Stored records
# # # #
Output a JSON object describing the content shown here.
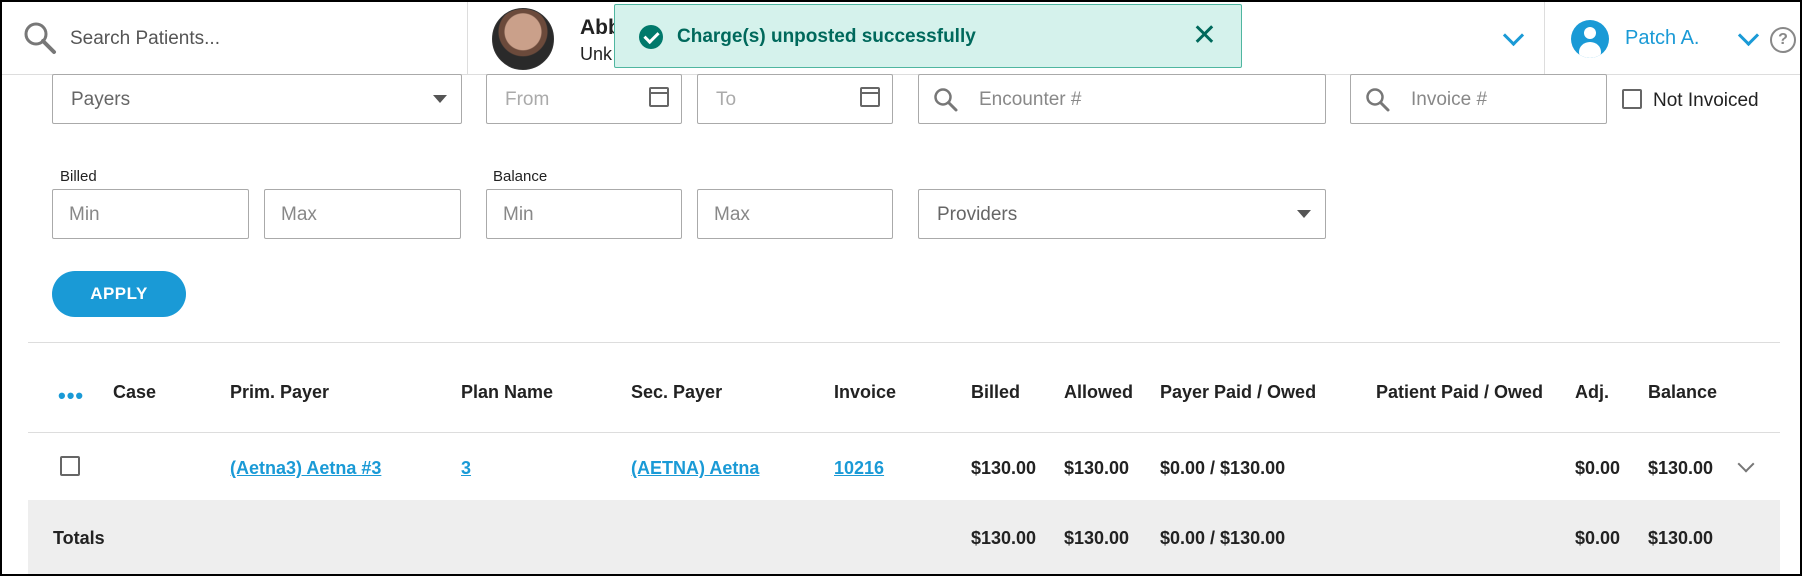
{
  "search": {
    "placeholder": "Search Patients..."
  },
  "patient": {
    "name": "Abb",
    "subtitle": "Unk"
  },
  "toast": {
    "message": "Charge(s) unposted successfully",
    "close": "✕"
  },
  "user": {
    "name": "Patch A."
  },
  "help": {
    "label": "?"
  },
  "filters": {
    "payers_placeholder": "Payers",
    "from_placeholder": "From",
    "to_placeholder": "To",
    "encounter_placeholder": "Encounter #",
    "invoice_placeholder": "Invoice #",
    "not_invoiced_label": "Not Invoiced",
    "billed_label": "Billed",
    "balance_label": "Balance",
    "min_placeholder": "Min",
    "max_placeholder": "Max",
    "providers_placeholder": "Providers",
    "apply_label": "APPLY"
  },
  "table": {
    "options_icon": "•••",
    "headers": [
      "Case",
      "Prim. Payer",
      "Plan Name",
      "Sec. Payer",
      "Invoice",
      "Billed",
      "Allowed",
      "Payer Paid / Owed",
      "Patient Paid / Owed",
      "Adj.",
      "Balance"
    ],
    "row": {
      "case": "",
      "prim_payer": "(Aetna3) Aetna #3",
      "plan_name": "3",
      "sec_payer": "(AETNA) Aetna",
      "invoice": "10216",
      "billed": "$130.00",
      "allowed": "$130.00",
      "payer_paid_owed": "$0.00 / $130.00",
      "patient_paid_owed": "",
      "adj": "$0.00",
      "balance": "$130.00"
    },
    "totals": {
      "label": "Totals",
      "billed": "$130.00",
      "allowed": "$130.00",
      "payer_paid_owed": "$0.00 / $130.00",
      "adj": "$0.00",
      "balance": "$130.00"
    }
  },
  "colors": {
    "accent": "#1a9ad6",
    "toast_bg": "#d5f2ec",
    "toast_text": "#00695c"
  }
}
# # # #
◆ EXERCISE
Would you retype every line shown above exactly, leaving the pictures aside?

◆ SOLUTION TO THIS TASK
Output a JSON object describing the content shown here.
{
  "search": {
    "placeholder": "Search Patients..."
  },
  "patient": {
    "name": "Abb",
    "subtitle": "Unk"
  },
  "toast": {
    "message": "Charge(s) unposted successfully",
    "close": "✕"
  },
  "user": {
    "name": "Patch A."
  },
  "help": {
    "label": "?"
  },
  "filters": {
    "payers_placeholder": "Payers",
    "from_placeholder": "From",
    "to_placeholder": "To",
    "encounter_placeholder": "Encounter #",
    "invoice_placeholder": "Invoice #",
    "not_invoiced_label": "Not Invoiced",
    "billed_label": "Billed",
    "balance_label": "Balance",
    "min_placeholder": "Min",
    "max_placeholder": "Max",
    "providers_placeholder": "Providers",
    "apply_label": "APPLY"
  },
  "table": {
    "options_icon": "•••",
    "headers": [
      "Case",
      "Prim. Payer",
      "Plan Name",
      "Sec. Payer",
      "Invoice",
      "Billed",
      "Allowed",
      "Payer Paid / Owed",
      "Patient Paid / Owed",
      "Adj.",
      "Balance"
    ],
    "row": {
      "case": "",
      "prim_payer": "(Aetna3) Aetna #3",
      "plan_name": "3",
      "sec_payer": "(AETNA) Aetna",
      "invoice": "10216",
      "billed": "$130.00",
      "allowed": "$130.00",
      "payer_paid_owed": "$0.00 / $130.00",
      "patient_paid_owed": "",
      "adj": "$0.00",
      "balance": "$130.00"
    },
    "totals": {
      "label": "Totals",
      "billed": "$130.00",
      "allowed": "$130.00",
      "payer_paid_owed": "$0.00 / $130.00",
      "adj": "$0.00",
      "balance": "$130.00"
    }
  },
  "colors": {
    "accent": "#1a9ad6",
    "toast_bg": "#d5f2ec",
    "toast_text": "#00695c"
  }
}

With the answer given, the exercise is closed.